GOAL OF THE EXERCISE: Search the records that follow and extract every line containing the string "adipisicing".

GIVEN ENTRIES:

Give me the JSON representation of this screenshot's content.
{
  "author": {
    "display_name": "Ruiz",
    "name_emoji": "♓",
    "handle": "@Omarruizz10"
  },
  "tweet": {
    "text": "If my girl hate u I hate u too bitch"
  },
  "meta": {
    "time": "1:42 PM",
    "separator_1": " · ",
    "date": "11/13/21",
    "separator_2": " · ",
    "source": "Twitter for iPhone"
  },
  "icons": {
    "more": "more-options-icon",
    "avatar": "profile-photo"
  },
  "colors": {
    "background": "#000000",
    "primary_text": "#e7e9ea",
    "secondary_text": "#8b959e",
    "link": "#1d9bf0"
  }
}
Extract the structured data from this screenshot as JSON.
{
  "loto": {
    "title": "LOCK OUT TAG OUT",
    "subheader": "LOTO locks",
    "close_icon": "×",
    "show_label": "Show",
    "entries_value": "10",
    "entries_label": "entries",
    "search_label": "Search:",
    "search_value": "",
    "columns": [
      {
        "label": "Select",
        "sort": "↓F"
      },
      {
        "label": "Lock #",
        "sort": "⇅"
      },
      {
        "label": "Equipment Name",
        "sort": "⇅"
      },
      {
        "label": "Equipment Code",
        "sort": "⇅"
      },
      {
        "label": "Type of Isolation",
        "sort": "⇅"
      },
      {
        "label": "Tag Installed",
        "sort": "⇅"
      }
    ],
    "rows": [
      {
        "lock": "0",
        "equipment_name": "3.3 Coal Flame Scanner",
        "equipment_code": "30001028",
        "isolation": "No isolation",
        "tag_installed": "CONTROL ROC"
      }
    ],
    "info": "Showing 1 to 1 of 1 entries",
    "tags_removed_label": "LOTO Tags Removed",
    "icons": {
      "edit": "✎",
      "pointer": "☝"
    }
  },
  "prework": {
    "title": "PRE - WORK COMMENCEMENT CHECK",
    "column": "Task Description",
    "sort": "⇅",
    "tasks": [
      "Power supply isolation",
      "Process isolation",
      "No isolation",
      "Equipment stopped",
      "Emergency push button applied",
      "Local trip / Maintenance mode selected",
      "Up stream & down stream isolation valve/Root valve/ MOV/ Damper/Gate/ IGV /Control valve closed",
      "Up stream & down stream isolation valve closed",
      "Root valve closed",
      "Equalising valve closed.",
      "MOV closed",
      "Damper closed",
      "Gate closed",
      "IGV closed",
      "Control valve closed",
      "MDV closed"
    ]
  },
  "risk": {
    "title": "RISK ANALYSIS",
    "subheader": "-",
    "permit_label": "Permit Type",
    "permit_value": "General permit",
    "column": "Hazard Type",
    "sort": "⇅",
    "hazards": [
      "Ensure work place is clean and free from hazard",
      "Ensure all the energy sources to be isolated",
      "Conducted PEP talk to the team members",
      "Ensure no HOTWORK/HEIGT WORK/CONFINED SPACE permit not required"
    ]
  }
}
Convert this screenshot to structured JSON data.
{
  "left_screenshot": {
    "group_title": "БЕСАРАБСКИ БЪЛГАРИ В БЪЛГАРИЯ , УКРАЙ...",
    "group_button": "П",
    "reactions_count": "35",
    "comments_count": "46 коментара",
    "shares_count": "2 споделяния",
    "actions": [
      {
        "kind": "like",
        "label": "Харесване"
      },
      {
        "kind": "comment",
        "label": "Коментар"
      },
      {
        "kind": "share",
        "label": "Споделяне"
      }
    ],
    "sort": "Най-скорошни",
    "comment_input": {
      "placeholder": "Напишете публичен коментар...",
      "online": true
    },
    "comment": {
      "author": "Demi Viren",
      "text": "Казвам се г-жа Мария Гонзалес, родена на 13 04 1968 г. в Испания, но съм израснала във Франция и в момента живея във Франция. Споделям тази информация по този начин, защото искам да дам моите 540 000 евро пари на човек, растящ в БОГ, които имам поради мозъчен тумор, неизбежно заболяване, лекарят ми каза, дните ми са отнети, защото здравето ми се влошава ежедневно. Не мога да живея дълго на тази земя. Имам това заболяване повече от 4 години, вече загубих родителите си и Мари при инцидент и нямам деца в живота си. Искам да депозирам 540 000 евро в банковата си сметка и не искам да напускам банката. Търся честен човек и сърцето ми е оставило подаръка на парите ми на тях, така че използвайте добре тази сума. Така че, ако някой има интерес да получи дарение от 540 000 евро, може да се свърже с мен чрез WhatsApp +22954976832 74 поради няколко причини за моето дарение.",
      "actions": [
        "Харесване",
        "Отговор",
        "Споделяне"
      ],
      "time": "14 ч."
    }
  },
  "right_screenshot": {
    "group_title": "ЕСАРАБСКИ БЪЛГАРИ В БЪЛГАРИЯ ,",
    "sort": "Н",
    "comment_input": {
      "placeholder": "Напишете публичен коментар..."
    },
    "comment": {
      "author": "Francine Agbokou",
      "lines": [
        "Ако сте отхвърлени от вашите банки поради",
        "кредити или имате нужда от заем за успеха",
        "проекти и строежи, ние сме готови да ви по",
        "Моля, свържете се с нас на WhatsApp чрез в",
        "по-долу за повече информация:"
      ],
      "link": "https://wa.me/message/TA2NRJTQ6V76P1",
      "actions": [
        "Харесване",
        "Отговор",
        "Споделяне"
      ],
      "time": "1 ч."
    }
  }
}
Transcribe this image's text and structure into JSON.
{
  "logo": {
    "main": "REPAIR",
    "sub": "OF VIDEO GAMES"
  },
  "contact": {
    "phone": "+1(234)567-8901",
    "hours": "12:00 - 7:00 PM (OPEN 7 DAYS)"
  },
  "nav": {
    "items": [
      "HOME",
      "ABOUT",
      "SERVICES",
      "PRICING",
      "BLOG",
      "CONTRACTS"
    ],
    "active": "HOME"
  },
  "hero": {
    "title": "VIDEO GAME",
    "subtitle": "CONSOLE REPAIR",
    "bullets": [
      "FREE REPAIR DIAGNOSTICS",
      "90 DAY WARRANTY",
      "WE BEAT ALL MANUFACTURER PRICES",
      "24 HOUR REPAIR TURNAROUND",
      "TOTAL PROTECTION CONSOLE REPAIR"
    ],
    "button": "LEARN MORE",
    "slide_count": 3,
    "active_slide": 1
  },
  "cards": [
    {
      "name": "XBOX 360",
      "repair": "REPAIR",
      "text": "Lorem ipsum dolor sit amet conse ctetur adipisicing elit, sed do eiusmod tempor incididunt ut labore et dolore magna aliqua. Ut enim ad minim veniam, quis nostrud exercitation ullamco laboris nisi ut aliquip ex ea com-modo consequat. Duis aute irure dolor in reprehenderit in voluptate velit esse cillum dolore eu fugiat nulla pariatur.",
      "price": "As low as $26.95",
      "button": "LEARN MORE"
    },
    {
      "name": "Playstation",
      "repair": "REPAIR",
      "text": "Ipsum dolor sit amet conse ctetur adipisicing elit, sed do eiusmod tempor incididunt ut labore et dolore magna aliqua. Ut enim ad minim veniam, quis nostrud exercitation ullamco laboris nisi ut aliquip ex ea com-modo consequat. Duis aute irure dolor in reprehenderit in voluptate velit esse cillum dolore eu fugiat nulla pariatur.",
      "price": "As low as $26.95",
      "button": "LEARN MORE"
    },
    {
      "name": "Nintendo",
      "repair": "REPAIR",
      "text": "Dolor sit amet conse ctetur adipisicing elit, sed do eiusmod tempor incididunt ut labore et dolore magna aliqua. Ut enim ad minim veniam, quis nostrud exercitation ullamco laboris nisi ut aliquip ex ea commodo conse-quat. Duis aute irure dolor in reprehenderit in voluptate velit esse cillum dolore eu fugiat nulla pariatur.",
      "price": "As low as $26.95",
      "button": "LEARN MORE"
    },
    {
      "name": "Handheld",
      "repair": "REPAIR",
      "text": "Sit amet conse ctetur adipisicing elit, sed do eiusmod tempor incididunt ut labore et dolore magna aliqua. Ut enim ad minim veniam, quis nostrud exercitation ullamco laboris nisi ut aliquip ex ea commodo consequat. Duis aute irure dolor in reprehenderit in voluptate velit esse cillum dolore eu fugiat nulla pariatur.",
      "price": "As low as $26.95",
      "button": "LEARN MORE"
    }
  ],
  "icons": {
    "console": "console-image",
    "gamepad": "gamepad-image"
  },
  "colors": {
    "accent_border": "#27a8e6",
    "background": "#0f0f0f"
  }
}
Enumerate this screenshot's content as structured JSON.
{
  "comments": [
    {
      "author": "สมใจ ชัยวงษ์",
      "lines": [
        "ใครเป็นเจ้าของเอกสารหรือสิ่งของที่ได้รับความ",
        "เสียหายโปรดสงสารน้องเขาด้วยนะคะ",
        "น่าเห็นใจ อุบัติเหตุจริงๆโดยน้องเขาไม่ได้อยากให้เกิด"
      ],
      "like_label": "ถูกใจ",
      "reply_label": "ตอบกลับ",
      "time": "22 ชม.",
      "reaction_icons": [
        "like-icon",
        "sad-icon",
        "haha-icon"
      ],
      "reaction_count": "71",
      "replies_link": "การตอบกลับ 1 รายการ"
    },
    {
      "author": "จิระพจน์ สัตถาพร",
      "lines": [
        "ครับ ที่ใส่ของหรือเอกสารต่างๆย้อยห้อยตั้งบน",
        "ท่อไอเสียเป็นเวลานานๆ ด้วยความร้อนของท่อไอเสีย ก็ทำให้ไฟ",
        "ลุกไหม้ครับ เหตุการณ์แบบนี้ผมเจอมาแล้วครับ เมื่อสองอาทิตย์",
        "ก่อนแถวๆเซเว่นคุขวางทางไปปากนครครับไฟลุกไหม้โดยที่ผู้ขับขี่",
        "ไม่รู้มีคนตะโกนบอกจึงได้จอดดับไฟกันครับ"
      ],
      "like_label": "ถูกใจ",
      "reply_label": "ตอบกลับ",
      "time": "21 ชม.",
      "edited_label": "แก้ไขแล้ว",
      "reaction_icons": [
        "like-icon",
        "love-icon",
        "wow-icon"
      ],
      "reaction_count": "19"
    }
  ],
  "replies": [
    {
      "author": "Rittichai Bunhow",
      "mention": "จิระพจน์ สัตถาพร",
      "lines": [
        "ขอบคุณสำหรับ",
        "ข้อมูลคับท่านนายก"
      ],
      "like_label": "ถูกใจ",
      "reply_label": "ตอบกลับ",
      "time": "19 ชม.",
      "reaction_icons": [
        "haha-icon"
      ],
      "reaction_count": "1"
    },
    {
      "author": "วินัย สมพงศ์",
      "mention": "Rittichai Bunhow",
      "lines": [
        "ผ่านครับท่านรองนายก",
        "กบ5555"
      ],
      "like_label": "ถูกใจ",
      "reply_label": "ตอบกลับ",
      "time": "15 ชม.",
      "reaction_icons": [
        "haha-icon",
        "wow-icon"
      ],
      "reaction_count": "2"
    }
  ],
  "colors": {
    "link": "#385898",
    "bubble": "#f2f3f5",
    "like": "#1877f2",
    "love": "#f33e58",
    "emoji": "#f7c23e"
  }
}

RESULT OF THE EXERCISE:
      "text": "Lorem ipsum dolor sit amet conse ctetur adipisicing elit, sed do eiusmod tempor incididunt ut labore et dolore magna aliqua. Ut enim ad minim veniam, quis nostrud exercitation ullamco laboris nisi ut aliquip ex ea com-modo consequat. Duis aute irure dolor in reprehenderit in voluptate velit esse cillum dolore eu fugiat nulla pariatur.",
      "text": "Ipsum dolor sit amet conse ctetur adipisicing elit, sed do eiusmod tempor incididunt ut labore et dolore magna aliqua. Ut enim ad minim veniam, quis nostrud exercitation ullamco laboris nisi ut aliquip ex ea com-modo consequat. Duis aute irure dolor in reprehenderit in voluptate velit esse cillum dolore eu fugiat nulla pariatur.",
      "text": "Dolor sit amet conse ctetur adipisicing elit, sed do eiusmod tempor incididunt ut labore et dolore magna aliqua. Ut enim ad minim veniam, quis nostrud exercitation ullamco laboris nisi ut aliquip ex ea commodo conse-quat. Duis aute irure dolor in reprehenderit in voluptate velit esse cillum dolore eu fugiat nulla pariatur.",
      "text": "Sit amet conse ctetur adipisicing elit, sed do eiusmod tempor incididunt ut labore et dolore magna aliqua. Ut enim ad minim veniam, quis nostrud exercitation ullamco laboris nisi ut aliquip ex ea commodo consequat. Duis aute irure dolor in reprehenderit in voluptate velit esse cillum dolore eu fugiat nulla pariatur.",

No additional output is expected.